Dataset rows for apps and sites
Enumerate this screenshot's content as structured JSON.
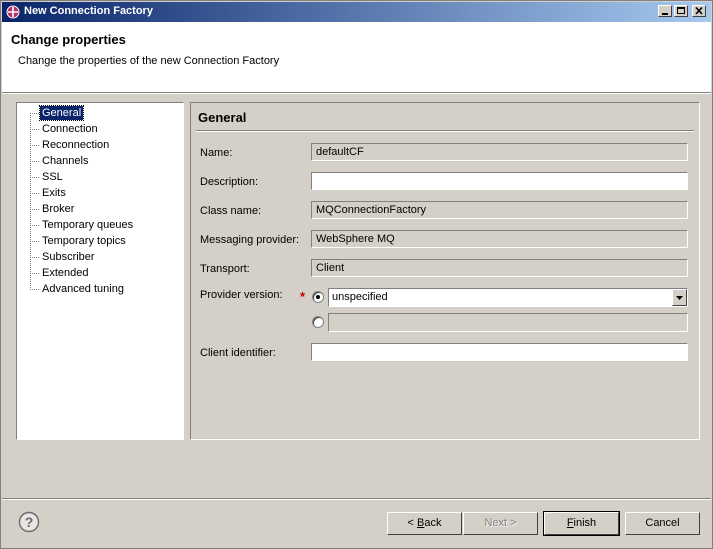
{
  "window": {
    "title": "New Connection Factory",
    "controls": [
      "_",
      "□",
      "×"
    ]
  },
  "header": {
    "title": "Change properties",
    "description": "Change the properties of the new Connection Factory"
  },
  "tree": {
    "items": [
      {
        "label": "General",
        "selected": true
      },
      {
        "label": "Connection"
      },
      {
        "label": "Reconnection"
      },
      {
        "label": "Channels"
      },
      {
        "label": "SSL"
      },
      {
        "label": "Exits"
      },
      {
        "label": "Broker"
      },
      {
        "label": "Temporary queues"
      },
      {
        "label": "Temporary topics"
      },
      {
        "label": "Subscriber"
      },
      {
        "label": "Extended"
      },
      {
        "label": "Advanced tuning"
      }
    ]
  },
  "panel": {
    "title": "General",
    "fields": {
      "name": {
        "label": "Name:",
        "value": "defaultCF"
      },
      "description": {
        "label": "Description:",
        "value": ""
      },
      "class_name": {
        "label": "Class name:",
        "value": "MQConnectionFactory"
      },
      "messaging_provider": {
        "label": "Messaging provider:",
        "value": "WebSphere MQ"
      },
      "transport": {
        "label": "Transport:",
        "value": "Client"
      },
      "provider_version": {
        "label": "Provider version:",
        "required_marker": "*",
        "combo_value": "unspecified",
        "text_value": "",
        "selected_option": "combo"
      },
      "client_identifier": {
        "label": "Client identifier:",
        "value": ""
      }
    }
  },
  "footer": {
    "help_icon": "help-icon",
    "back": "< Back",
    "next": "Next >",
    "finish": "Finish",
    "cancel": "Cancel"
  },
  "colors": {
    "title_gradient_start": "#0a246a",
    "title_gradient_end": "#a6caf0",
    "selection": "#0a246a",
    "dialog_bg": "#d4d0c8",
    "required": "#c00000"
  }
}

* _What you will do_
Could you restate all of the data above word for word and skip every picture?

* _Answer for this exercise_
Enumerate this screenshot's content as structured JSON.
{
  "window": {
    "title": "New Connection Factory",
    "controls": [
      "_",
      "□",
      "×"
    ]
  },
  "header": {
    "title": "Change properties",
    "description": "Change the properties of the new Connection Factory"
  },
  "tree": {
    "items": [
      {
        "label": "General",
        "selected": true
      },
      {
        "label": "Connection"
      },
      {
        "label": "Reconnection"
      },
      {
        "label": "Channels"
      },
      {
        "label": "SSL"
      },
      {
        "label": "Exits"
      },
      {
        "label": "Broker"
      },
      {
        "label": "Temporary queues"
      },
      {
        "label": "Temporary topics"
      },
      {
        "label": "Subscriber"
      },
      {
        "label": "Extended"
      },
      {
        "label": "Advanced tuning"
      }
    ]
  },
  "panel": {
    "title": "General",
    "fields": {
      "name": {
        "label": "Name:",
        "value": "defaultCF"
      },
      "description": {
        "label": "Description:",
        "value": ""
      },
      "class_name": {
        "label": "Class name:",
        "value": "MQConnectionFactory"
      },
      "messaging_provider": {
        "label": "Messaging provider:",
        "value": "WebSphere MQ"
      },
      "transport": {
        "label": "Transport:",
        "value": "Client"
      },
      "provider_version": {
        "label": "Provider version:",
        "required_marker": "*",
        "combo_value": "unspecified",
        "text_value": "",
        "selected_option": "combo"
      },
      "client_identifier": {
        "label": "Client identifier:",
        "value": ""
      }
    }
  },
  "footer": {
    "help_icon": "help-icon",
    "back": "< Back",
    "next": "Next >",
    "finish": "Finish",
    "cancel": "Cancel"
  },
  "colors": {
    "title_gradient_start": "#0a246a",
    "title_gradient_end": "#a6caf0",
    "selection": "#0a246a",
    "dialog_bg": "#d4d0c8",
    "required": "#c00000"
  }
}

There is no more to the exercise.